| Try it |
Determine how many lines in the listing below contain the word "Temperatur", then state that number by itself.

**** Data for the task ****

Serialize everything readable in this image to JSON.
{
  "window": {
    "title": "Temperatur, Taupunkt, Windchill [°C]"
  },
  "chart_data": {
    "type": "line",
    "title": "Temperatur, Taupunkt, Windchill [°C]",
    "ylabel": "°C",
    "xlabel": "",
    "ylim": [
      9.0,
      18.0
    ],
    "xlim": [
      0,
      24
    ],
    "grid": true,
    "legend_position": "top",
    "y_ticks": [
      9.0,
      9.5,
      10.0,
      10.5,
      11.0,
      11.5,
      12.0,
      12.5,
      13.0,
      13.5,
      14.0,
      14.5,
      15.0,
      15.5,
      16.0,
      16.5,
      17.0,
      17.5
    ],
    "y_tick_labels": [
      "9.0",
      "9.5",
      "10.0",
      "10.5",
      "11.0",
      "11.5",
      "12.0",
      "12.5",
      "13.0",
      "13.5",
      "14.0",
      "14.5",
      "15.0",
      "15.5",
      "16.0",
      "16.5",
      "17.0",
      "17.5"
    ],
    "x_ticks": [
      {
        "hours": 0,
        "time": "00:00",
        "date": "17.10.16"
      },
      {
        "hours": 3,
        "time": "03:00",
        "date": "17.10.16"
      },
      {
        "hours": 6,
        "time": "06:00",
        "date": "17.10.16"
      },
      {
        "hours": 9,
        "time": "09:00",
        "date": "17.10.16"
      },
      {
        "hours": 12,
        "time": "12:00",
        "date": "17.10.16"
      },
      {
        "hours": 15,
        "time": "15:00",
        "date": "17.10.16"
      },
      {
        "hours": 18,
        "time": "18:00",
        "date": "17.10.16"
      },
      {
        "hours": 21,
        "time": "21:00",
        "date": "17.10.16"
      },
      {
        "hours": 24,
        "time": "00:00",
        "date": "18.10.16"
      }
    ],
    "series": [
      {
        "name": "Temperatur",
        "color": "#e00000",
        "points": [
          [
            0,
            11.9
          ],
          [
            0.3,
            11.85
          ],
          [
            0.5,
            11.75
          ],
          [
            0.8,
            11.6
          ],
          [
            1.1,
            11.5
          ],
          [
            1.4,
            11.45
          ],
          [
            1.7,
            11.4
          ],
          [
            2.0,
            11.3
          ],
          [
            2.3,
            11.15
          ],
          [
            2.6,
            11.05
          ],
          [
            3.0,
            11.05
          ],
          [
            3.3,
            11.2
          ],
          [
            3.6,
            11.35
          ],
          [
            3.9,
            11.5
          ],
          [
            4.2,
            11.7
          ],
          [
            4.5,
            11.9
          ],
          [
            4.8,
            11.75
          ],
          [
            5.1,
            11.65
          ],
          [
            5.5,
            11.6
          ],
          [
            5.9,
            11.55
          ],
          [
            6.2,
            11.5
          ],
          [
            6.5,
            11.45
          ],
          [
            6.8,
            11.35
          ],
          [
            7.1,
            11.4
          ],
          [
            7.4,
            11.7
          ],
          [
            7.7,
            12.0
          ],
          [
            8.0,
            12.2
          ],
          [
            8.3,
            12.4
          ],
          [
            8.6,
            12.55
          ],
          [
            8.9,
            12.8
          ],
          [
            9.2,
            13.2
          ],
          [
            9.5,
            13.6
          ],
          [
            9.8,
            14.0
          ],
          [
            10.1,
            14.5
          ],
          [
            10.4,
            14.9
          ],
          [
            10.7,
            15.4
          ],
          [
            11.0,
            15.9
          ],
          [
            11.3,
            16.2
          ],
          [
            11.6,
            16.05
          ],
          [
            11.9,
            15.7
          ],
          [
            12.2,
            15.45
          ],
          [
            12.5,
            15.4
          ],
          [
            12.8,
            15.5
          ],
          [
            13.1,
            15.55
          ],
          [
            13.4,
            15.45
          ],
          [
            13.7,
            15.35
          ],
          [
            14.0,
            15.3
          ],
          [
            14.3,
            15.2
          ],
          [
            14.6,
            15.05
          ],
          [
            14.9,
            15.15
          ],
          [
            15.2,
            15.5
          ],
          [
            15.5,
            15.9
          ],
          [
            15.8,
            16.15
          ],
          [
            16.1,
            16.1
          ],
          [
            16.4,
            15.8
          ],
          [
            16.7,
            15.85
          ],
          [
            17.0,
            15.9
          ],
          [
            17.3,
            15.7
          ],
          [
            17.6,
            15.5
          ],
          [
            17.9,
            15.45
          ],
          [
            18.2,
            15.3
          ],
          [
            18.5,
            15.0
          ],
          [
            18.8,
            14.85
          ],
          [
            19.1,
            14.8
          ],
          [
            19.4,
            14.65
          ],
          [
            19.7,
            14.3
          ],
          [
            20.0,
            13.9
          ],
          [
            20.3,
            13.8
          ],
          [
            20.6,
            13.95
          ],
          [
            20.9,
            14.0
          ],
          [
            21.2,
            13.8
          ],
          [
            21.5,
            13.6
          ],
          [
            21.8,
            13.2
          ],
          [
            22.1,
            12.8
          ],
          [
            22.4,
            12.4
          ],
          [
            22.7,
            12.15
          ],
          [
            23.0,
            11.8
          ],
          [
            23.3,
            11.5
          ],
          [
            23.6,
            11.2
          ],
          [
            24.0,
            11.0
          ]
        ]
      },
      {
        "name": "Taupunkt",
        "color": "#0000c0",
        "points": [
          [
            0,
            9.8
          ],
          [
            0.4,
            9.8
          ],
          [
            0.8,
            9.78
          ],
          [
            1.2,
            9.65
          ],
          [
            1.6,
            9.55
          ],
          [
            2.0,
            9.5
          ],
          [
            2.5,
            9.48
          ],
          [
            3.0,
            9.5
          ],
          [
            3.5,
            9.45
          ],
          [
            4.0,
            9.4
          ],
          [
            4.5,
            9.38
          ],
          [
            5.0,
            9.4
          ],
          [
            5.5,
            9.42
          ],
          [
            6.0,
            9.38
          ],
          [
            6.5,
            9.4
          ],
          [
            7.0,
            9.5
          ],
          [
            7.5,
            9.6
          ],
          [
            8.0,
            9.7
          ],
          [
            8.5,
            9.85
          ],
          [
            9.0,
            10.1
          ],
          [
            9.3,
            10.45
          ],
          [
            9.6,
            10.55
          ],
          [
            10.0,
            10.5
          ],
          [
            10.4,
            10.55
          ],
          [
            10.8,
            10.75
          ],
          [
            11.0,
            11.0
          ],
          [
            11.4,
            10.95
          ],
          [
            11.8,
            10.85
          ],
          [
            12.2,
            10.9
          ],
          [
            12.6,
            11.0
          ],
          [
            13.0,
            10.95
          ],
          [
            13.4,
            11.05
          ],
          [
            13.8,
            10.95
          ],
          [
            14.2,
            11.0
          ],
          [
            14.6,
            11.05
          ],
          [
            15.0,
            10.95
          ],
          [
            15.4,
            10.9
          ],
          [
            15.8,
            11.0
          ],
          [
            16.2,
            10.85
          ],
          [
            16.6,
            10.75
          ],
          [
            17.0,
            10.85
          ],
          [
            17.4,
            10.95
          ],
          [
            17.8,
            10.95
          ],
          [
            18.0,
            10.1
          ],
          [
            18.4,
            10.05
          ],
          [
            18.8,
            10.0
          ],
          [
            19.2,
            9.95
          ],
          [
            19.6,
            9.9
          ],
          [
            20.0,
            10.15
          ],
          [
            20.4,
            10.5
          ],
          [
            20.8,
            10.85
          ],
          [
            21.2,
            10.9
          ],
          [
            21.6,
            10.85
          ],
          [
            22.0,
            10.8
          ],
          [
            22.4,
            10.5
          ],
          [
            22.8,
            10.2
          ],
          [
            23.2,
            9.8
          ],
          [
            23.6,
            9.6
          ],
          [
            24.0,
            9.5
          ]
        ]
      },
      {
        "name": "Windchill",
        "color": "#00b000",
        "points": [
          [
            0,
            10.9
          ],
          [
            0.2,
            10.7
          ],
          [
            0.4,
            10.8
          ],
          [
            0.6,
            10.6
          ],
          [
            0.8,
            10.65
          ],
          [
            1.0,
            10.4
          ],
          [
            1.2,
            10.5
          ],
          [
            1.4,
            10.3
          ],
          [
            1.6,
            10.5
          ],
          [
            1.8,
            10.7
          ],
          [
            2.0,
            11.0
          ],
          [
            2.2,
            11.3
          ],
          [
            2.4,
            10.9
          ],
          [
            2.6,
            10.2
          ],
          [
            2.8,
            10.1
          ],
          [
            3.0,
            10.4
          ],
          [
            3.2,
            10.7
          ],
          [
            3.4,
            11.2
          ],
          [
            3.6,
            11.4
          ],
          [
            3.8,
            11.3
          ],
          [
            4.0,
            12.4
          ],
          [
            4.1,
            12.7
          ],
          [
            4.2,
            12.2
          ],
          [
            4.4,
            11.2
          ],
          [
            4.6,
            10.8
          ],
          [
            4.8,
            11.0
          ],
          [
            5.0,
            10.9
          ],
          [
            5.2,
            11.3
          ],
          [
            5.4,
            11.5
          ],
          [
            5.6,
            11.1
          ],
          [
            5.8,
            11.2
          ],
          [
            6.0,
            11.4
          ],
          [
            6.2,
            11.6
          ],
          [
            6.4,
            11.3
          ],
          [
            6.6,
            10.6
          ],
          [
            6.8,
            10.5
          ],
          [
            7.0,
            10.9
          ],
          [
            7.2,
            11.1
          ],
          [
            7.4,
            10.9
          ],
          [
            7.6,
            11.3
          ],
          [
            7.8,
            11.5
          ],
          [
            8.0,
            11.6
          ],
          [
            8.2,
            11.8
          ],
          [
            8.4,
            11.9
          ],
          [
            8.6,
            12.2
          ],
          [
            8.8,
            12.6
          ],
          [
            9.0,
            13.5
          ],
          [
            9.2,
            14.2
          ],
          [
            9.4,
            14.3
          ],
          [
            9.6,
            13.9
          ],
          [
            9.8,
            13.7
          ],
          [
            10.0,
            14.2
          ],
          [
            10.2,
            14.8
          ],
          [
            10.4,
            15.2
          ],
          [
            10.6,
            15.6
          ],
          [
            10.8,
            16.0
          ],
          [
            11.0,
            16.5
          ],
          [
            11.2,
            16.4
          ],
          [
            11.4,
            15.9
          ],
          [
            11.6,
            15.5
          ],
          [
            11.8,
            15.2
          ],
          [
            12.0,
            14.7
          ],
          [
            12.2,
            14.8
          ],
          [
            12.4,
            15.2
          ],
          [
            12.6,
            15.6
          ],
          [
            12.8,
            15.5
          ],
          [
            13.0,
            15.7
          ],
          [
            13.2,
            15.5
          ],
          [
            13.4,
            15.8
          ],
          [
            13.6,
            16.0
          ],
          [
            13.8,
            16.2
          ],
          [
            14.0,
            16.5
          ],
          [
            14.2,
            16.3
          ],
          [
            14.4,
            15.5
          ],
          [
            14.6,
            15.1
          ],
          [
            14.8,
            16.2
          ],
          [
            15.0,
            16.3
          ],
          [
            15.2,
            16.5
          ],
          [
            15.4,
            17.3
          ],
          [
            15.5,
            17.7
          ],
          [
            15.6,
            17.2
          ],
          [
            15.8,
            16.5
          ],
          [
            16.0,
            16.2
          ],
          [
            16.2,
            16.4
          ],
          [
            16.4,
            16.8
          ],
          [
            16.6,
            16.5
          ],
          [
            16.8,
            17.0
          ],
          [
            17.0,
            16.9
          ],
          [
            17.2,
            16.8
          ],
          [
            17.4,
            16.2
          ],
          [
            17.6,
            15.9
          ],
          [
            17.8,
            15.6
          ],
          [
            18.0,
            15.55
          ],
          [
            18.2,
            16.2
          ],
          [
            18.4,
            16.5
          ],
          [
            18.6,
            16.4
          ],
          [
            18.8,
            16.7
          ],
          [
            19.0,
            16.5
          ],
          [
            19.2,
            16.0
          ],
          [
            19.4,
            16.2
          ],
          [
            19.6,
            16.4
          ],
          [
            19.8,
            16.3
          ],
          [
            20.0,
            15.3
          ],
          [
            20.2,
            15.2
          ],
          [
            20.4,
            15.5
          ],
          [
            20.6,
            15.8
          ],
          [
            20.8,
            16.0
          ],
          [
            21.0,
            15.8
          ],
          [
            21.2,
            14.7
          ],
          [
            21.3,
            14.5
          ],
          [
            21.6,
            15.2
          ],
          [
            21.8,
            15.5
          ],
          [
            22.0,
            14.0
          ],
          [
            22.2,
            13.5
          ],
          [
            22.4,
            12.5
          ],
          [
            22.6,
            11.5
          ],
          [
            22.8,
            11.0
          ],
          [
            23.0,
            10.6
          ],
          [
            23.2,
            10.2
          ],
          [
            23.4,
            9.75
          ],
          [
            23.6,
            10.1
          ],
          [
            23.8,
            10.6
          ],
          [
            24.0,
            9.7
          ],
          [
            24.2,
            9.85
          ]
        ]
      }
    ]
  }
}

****

| Exercise result |
3